    Elashnikov, Roman [Department of Solid State Engineering, University of Chemistry and Technology, 16628 Prague (Czech Republic); Lyutakov, Oleksiy, E-mail: lyutakoo@vscht.cz [Department of Solid State Engineering, University of Chemistry and Technology, 16628 Prague (Czech Republic); Ulbrich, Pavel [Department of Biochemistry and Microbiology, University of Chemistry and Technology, 16628 Prague (Czech Republic); Svorcik, Vaclav [Department of Solid State Engineering, University of Chemistry and Technology, 16628 Prague (Czech Republic)

    2016-07-01

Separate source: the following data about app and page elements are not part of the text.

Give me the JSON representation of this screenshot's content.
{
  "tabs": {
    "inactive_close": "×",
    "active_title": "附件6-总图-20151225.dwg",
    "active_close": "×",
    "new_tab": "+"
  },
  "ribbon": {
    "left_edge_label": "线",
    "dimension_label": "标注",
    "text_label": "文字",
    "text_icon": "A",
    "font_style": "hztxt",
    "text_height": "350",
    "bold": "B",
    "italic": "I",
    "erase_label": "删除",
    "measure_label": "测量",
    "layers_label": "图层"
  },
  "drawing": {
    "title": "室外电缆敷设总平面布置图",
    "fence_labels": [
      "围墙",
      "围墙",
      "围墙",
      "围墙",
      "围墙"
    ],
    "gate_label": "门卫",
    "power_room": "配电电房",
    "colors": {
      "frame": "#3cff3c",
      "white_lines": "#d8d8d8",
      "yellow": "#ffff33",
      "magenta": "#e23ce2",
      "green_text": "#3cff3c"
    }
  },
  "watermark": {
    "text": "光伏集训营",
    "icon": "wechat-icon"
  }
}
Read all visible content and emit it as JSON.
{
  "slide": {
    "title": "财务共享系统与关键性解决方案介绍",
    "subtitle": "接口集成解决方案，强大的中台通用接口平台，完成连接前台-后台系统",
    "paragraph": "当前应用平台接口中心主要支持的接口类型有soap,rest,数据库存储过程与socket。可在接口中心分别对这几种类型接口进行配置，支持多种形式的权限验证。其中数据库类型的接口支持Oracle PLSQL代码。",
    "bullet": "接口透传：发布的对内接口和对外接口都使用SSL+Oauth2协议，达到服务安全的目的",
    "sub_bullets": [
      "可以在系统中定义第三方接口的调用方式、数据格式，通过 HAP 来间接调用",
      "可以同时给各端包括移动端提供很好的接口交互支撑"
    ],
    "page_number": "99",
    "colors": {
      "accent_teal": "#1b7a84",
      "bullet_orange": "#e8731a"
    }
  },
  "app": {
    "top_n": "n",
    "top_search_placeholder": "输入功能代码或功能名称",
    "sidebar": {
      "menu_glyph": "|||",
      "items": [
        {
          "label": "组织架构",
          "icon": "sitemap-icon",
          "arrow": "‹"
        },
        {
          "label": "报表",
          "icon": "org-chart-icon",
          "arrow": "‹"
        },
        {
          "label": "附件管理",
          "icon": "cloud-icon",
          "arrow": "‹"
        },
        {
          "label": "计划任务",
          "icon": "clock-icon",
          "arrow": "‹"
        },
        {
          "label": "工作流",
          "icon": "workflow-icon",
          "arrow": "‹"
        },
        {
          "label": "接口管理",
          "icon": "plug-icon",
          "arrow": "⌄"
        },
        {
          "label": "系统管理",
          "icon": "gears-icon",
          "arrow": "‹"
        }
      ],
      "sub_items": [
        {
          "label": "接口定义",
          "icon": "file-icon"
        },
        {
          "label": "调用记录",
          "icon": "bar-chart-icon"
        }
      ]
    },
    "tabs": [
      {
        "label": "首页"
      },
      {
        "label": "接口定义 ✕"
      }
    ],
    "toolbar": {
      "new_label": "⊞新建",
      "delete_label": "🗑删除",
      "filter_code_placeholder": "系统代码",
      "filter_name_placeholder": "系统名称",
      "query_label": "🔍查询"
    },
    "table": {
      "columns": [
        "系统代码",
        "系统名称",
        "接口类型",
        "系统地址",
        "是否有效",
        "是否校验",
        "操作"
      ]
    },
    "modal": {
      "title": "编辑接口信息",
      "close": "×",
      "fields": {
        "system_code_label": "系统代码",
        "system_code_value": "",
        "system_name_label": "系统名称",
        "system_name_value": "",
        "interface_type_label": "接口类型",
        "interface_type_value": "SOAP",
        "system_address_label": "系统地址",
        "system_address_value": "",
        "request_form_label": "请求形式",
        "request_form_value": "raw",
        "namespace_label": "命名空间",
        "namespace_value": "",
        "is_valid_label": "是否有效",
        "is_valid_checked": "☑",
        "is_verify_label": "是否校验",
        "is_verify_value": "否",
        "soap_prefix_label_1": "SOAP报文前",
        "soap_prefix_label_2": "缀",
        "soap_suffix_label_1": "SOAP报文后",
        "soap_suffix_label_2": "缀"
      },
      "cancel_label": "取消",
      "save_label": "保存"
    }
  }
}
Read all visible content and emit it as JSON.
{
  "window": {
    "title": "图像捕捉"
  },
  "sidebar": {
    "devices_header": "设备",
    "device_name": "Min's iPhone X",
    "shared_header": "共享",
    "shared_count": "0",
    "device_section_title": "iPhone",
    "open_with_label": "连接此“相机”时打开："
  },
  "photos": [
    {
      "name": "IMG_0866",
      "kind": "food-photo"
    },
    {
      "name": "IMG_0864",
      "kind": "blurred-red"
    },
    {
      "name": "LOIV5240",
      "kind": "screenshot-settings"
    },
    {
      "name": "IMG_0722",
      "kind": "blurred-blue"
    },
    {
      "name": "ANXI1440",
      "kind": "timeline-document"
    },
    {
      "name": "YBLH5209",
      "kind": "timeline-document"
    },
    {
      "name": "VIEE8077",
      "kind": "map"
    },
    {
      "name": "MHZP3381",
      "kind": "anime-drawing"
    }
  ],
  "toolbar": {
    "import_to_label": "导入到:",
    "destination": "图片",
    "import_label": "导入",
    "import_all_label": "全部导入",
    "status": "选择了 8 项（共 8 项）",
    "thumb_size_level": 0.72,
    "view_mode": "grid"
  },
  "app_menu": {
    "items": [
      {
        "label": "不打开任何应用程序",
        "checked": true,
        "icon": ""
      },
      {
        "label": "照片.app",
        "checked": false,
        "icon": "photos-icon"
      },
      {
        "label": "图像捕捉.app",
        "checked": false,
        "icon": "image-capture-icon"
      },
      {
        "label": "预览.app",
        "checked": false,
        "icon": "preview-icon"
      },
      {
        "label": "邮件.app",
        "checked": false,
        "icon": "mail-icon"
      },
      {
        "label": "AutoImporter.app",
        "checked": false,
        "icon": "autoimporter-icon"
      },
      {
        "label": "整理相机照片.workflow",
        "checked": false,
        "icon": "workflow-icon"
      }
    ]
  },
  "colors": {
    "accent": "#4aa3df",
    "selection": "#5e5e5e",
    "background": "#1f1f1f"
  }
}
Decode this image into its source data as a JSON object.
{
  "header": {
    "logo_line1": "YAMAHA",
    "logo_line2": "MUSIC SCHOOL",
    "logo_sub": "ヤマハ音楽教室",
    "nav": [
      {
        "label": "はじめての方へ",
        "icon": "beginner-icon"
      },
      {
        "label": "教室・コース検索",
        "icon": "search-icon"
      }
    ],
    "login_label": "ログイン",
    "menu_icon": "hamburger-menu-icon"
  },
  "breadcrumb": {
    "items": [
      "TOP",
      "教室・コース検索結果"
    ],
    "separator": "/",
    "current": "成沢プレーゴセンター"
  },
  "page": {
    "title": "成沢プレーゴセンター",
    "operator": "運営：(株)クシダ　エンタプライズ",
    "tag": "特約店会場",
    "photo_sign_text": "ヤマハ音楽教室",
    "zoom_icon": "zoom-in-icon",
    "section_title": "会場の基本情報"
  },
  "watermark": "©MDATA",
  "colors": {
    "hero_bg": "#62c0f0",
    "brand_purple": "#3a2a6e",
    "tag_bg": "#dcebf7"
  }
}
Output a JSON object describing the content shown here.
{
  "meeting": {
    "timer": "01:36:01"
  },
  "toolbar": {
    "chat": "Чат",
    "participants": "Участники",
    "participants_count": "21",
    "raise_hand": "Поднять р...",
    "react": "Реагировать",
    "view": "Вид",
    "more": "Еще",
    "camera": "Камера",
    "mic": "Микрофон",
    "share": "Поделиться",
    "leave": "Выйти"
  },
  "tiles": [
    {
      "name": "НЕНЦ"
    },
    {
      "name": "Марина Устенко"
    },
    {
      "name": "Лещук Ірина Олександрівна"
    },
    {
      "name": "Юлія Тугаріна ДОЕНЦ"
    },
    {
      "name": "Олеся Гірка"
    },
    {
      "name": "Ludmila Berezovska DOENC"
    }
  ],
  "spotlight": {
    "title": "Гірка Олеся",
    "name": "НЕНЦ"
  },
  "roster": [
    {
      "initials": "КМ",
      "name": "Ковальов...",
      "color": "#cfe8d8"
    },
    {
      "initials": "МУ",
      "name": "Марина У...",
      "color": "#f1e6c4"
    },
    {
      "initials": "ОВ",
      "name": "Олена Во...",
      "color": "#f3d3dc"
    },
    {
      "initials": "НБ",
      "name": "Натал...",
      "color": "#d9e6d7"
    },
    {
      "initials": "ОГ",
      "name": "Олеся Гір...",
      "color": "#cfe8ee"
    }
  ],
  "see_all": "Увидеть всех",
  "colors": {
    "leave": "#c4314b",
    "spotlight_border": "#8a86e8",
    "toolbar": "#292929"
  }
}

    The creation of an antibacterial material with triggerable properties enables us to avoid the overuse or misuse of antibacterial substances and, thus, prevent the emergence of resistant bacterial strains. As a potential light-activated antibacterial material, polymethylmethacrylate (PMMA) nanofibers doped with silver nanoparticles (AgNPs) and meso-tetraphenylporphyrin (TPP) were prepared by electrospinning. TPP was chosen as an effectively reactive oxygen species (ROS) producer. Antibacterial tests on Staphylococcus epidermidis (S. epidermidis) and Enterococcus faecalis (E. faecalis) showed the excellent light-triggerable antibacterial activity of the doped materials. Upon light irradiation at the wavelength corresponding to the TPP absorption peak (405 nm), antibacterial activity dramatically increased, mostly due to the release of AgNPs from the polymer matrix. Furthermore, under prolonged light irradiation, the AgNPs/TPP/PMMA nanofibers, displayed enhanced longevity and photothermal stability. Thus, our results suggest that the proposed material is a promising option for the photodynamic inactivation of bacteria. - Highlights: • The novelty of proposed work can be summared as follow: • Silver nanoparticles/meso-tetraphenylporphyrin embedded polymethylmethacrylate nanofibers were obtained for the first time. • Light triggering of PMMA fibers leads to sufficient release of AgNPs or their agglomeration, depending on the light source. • Release of AgNPs leads to appearance of pronounced antimicrobial activity, which can be switched on/off by the illumination.